Beneficiary designations override the terms of your Will or Trust with respect to that asset. For example, if a friend is designated as the beneficiary on your life insurance because the form was completed before you had kids, that policy will be paid to the friend upon death even if all of your other estate plan documents direct your assets to your children. Or, alternatively, if no beneficiary is listed we may end up having to open a court process to administer the assets.It’s important to periodically review the recipients in an estate plan. Click here to read more about the items you should consider.

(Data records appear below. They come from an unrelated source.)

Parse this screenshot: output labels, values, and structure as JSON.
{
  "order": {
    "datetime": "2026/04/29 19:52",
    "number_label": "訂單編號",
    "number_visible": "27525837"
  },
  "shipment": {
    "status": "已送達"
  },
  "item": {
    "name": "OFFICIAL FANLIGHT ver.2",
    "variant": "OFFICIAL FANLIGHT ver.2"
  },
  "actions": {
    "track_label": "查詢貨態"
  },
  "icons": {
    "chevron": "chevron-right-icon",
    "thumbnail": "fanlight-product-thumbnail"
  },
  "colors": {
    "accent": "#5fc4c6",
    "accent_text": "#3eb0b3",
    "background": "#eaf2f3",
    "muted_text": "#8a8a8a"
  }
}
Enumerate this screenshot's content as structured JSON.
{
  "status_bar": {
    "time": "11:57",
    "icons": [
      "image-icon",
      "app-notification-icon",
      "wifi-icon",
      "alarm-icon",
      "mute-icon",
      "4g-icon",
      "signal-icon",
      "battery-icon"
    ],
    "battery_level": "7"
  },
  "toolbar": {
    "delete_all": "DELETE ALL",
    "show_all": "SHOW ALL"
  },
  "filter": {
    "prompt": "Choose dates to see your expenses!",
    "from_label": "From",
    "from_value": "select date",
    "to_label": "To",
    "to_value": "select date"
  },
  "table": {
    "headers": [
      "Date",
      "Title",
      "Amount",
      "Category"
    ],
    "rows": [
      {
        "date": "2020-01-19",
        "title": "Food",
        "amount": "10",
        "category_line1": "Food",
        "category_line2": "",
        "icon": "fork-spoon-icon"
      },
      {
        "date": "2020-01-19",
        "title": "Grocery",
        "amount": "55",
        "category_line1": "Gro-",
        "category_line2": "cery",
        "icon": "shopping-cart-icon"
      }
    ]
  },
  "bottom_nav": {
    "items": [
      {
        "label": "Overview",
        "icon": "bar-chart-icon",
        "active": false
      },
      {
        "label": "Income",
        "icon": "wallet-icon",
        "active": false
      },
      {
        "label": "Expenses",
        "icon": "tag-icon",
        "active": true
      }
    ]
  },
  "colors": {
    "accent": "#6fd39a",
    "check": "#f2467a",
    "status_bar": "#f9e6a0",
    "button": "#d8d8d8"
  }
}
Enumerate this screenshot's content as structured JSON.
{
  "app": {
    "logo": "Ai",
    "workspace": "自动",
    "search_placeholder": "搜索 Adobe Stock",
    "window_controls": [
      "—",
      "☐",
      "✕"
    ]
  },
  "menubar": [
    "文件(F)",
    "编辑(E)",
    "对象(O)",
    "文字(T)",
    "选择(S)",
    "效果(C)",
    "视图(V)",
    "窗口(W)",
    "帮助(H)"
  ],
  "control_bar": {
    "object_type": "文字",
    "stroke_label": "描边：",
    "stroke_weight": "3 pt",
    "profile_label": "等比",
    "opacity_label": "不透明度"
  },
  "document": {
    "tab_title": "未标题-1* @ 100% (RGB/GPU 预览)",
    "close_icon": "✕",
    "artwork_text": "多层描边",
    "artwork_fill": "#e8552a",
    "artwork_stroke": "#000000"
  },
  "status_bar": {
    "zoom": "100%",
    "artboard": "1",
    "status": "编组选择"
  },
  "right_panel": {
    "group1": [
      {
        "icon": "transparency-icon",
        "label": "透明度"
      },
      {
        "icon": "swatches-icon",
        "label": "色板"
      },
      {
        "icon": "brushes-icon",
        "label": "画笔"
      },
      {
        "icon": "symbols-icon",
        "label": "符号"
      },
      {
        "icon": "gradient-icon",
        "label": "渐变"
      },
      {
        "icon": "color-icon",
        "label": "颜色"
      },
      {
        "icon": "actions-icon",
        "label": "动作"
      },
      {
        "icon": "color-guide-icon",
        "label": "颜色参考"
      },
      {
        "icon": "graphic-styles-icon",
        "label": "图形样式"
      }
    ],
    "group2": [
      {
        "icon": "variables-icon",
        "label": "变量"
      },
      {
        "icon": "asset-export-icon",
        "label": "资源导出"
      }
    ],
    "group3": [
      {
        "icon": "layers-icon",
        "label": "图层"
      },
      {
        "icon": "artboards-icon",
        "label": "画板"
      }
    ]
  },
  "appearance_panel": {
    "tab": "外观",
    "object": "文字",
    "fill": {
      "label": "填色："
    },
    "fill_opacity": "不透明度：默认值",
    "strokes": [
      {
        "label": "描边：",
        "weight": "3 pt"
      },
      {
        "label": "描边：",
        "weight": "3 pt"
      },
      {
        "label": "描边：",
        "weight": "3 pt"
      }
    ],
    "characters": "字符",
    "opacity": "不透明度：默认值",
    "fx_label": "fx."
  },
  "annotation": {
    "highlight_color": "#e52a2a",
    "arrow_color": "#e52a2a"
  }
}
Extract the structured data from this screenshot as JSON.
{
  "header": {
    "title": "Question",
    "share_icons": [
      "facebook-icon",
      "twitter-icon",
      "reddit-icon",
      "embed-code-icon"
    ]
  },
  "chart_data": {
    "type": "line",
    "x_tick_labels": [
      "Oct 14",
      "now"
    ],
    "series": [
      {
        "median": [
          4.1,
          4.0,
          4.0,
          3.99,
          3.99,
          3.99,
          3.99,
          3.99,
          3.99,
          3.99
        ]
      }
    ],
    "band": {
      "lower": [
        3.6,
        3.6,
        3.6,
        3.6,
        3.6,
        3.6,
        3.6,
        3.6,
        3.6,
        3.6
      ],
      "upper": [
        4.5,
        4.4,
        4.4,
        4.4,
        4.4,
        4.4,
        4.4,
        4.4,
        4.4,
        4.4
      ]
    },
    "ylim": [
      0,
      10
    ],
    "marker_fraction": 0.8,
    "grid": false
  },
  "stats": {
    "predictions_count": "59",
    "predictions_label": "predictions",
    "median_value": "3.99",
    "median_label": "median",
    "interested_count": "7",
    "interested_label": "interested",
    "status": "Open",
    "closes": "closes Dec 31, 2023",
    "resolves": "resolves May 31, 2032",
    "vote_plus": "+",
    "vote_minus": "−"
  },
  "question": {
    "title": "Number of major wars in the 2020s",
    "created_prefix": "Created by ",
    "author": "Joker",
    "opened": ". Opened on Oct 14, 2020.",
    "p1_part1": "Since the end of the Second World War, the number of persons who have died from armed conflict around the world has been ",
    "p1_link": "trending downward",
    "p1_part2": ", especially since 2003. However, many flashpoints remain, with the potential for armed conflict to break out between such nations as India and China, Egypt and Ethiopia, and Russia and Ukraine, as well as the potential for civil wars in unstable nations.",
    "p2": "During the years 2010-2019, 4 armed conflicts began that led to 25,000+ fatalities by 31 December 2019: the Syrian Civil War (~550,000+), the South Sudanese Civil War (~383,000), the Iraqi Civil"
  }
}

Making sure who gets what in your will is a critical part of an estate plan. If it’s not done right, assets can be diverted from those intended to receive them, increasing the likelihood of litigation. The National Law Review takes a look at why it’s important to designate precisely which beneficiaries should receive specific assets in an estate plan.